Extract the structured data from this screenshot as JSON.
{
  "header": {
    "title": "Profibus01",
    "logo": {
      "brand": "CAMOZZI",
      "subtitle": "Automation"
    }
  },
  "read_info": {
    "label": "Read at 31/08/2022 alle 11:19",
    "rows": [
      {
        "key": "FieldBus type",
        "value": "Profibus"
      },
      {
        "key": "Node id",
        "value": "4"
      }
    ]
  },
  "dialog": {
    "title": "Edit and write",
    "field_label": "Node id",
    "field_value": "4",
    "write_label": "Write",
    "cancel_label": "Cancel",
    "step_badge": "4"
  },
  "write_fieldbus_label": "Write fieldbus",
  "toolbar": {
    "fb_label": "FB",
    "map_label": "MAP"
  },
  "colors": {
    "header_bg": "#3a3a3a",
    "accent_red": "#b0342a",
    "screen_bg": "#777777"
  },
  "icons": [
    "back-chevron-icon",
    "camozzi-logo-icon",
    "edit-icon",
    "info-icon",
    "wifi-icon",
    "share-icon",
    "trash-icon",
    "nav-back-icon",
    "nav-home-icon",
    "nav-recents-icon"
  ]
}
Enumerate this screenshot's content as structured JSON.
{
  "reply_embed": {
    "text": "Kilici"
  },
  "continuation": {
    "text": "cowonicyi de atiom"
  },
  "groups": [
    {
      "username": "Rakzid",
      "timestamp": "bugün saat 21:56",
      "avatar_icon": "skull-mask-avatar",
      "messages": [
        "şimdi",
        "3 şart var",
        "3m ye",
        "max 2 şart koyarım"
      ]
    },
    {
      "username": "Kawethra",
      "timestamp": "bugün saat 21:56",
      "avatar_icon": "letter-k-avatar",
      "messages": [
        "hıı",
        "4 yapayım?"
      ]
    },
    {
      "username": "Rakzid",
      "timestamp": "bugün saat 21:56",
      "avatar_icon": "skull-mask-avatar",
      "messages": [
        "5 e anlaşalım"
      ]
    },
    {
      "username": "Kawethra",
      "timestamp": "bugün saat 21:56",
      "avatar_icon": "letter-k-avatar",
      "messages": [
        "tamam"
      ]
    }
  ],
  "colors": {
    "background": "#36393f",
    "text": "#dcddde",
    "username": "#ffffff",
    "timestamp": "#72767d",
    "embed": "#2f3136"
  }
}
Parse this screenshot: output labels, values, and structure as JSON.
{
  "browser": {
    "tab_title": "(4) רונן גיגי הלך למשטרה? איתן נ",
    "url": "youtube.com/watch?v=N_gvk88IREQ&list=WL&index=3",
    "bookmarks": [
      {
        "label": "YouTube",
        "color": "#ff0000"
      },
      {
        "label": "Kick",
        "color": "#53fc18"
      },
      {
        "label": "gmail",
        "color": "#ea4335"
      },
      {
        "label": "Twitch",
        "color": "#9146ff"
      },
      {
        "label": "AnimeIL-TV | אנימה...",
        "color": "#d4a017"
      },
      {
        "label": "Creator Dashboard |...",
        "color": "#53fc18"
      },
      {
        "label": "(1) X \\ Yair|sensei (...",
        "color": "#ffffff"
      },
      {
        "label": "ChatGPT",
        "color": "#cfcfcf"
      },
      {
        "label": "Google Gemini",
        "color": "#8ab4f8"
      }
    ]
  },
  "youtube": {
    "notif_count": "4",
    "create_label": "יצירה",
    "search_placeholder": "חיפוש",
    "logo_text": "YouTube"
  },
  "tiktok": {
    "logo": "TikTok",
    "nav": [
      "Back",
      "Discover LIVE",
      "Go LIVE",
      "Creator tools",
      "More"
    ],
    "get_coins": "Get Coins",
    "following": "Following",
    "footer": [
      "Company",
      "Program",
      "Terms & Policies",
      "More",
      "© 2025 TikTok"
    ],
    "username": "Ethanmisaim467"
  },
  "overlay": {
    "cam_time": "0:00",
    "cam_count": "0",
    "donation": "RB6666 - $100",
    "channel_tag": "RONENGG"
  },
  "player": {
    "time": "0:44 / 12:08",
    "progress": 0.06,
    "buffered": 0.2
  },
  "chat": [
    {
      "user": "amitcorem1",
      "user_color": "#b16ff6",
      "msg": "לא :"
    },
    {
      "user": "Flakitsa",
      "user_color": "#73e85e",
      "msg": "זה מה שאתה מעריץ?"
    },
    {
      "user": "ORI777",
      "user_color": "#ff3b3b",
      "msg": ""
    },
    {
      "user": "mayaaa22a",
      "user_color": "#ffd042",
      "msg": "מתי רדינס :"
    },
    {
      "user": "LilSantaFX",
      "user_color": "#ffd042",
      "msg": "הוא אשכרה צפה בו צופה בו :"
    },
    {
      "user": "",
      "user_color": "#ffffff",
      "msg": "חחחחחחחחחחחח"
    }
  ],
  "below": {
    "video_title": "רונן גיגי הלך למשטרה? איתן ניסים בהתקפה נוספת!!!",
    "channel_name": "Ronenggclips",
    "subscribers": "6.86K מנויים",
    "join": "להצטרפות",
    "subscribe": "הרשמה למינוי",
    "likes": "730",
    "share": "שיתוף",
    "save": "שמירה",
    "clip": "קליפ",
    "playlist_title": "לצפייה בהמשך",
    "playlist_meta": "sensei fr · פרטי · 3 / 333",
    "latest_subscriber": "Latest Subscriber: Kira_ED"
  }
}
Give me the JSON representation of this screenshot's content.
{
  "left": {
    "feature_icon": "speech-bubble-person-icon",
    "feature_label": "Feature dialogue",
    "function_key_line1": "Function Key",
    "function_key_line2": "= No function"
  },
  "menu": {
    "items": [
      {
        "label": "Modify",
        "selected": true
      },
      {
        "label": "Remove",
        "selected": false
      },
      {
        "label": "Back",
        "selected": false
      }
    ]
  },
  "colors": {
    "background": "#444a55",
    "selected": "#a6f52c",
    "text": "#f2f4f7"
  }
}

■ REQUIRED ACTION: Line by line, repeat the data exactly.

■ TASK OUTPUT:
Extract the structured data from this screenshot as JSON.
{
  "header": {
    "title": "Profibus01",
    "logo": {
      "brand": "CAMOZZI",
      "subtitle": "Automation"
    }
  },
  "read_info": {
    "label": "Read at 31/08/2022 alle 11:19",
    "rows": [
      {
        "key": "FieldBus type",
        "value": "Profibus"
      },
      {
        "key": "Node id",
        "value": "4"
      }
    ]
  },
  "dialog": {
    "title": "Edit and write",
    "field_label": "Node id",
    "field_value": "4",
    "write_label": "Write",
    "cancel_label": "Cancel",
    "step_badge": "4"
  },
  "write_fieldbus_label": "Write fieldbus",
  "toolbar": {
    "fb_label": "FB",
    "map_label": "MAP"
  },
  "colors": {
    "header_bg": "#3a3a3a",
    "accent_red": "#b0342a",
    "screen_bg": "#777777"
  },
  "icons": [
    "back-chevron-icon",
    "camozzi-logo-icon",
    "edit-icon",
    "info-icon",
    "wifi-icon",
    "share-icon",
    "trash-icon",
    "nav-back-icon",
    "nav-home-icon",
    "nav-recents-icon"
  ]
}
Enumerate this screenshot's content as structured JSON.
{
  "reply_embed": {
    "text": "Kilici"
  },
  "continuation": {
    "text": "cowonicyi de atiom"
  },
  "groups": [
    {
      "username": "Rakzid",
      "timestamp": "bugün saat 21:56",
      "avatar_icon": "skull-mask-avatar",
      "messages": [
        "şimdi",
        "3 şart var",
        "3m ye",
        "max 2 şart koyarım"
      ]
    },
    {
      "username": "Kawethra",
      "timestamp": "bugün saat 21:56",
      "avatar_icon": "letter-k-avatar",
      "messages": [
        "hıı",
        "4 yapayım?"
      ]
    },
    {
      "username": "Rakzid",
      "timestamp": "bugün saat 21:56",
      "avatar_icon": "skull-mask-avatar",
      "messages": [
        "5 e anlaşalım"
      ]
    },
    {
      "username": "Kawethra",
      "timestamp": "bugün saat 21:56",
      "avatar_icon": "letter-k-avatar",
      "messages": [
        "tamam"
      ]
    }
  ],
  "colors": {
    "background": "#36393f",
    "text": "#dcddde",
    "username": "#ffffff",
    "timestamp": "#72767d",
    "embed": "#2f3136"
  }
}
Parse this screenshot: output labels, values, and structure as JSON.
{
  "browser": {
    "tab_title": "(4) רונן גיגי הלך למשטרה? איתן נ",
    "url": "youtube.com/watch?v=N_gvk88IREQ&list=WL&index=3",
    "bookmarks": [
      {
        "label": "YouTube",
        "color": "#ff0000"
      },
      {
        "label": "Kick",
        "color": "#53fc18"
      },
      {
        "label": "gmail",
        "color": "#ea4335"
      },
      {
        "label": "Twitch",
        "color": "#9146ff"
      },
      {
        "label": "AnimeIL-TV | אנימה...",
        "color": "#d4a017"
      },
      {
        "label": "Creator Dashboard |...",
        "color": "#53fc18"
      },
      {
        "label": "(1) X \\ Yair|sensei (...",
        "color": "#ffffff"
      },
      {
        "label": "ChatGPT",
        "color": "#cfcfcf"
      },
      {
        "label": "Google Gemini",
        "color": "#8ab4f8"
      }
    ]
  },
  "youtube": {
    "notif_count": "4",
    "create_label": "יצירה",
    "search_placeholder": "חיפוש",
    "logo_text": "YouTube"
  },
  "tiktok": {
    "logo": "TikTok",
    "nav": [
      "Back",
      "Discover LIVE",
      "Go LIVE",
      "Creator tools",
      "More"
    ],
    "get_coins": "Get Coins",
    "following": "Following",
    "footer": [
      "Company",
      "Program",
      "Terms & Policies",
      "More",
      "© 2025 TikTok"
    ],
    "username": "Ethanmisaim467"
  },
  "overlay": {
    "cam_time": "0:00",
    "cam_count": "0",
    "donation": "RB6666 - $100",
    "channel_tag": "RONENGG"
  },
  "player": {
    "time": "0:44 / 12:08",
    "progress": 0.06,
    "buffered": 0.2
  },
  "chat": [
    {
      "user": "amitcorem1",
      "user_color": "#b16ff6",
      "msg": "לא :"
    },
    {
      "user": "Flakitsa",
      "user_color": "#73e85e",
      "msg": "זה מה שאתה מעריץ?"
    },
    {
      "user": "ORI777",
      "user_color": "#ff3b3b",
      "msg": ""
    },
    {
      "user": "mayaaa22a",
      "user_color": "#ffd042",
      "msg": "מתי רדינס :"
    },
    {
      "user": "LilSantaFX",
      "user_color": "#ffd042",
      "msg": "הוא אשכרה צפה בו צופה בו :"
    },
    {
      "user": "",
      "user_color": "#ffffff",
      "msg": "חחחחחחחחחחחח"
    }
  ],
  "below": {
    "video_title": "רונן גיגי הלך למשטרה? איתן ניסים בהתקפה נוספת!!!",
    "channel_name": "Ronenggclips",
    "subscribers": "6.86K מנויים",
    "join": "להצטרפות",
    "subscribe": "הרשמה למינוי",
    "likes": "730",
    "share": "שיתוף",
    "save": "שמירה",
    "clip": "קליפ",
    "playlist_title": "לצפייה בהמשך",
    "playlist_meta": "sensei fr · פרטי · 3 / 333",
    "latest_subscriber": "Latest Subscriber: Kira_ED"
  }
}
Give me the JSON representation of this screenshot's content.
{
  "left": {
    "feature_icon": "speech-bubble-person-icon",
    "feature_label": "Feature dialogue",
    "function_key_line1": "Function Key",
    "function_key_line2": "= No function"
  },
  "menu": {
    "items": [
      {
        "label": "Modify",
        "selected": true
      },
      {
        "label": "Remove",
        "selected": false
      },
      {
        "label": "Back",
        "selected": false
      }
    ]
  },
  "colors": {
    "background": "#444a55",
    "selected": "#a6f52c",
    "text": "#f2f4f7"
  }
}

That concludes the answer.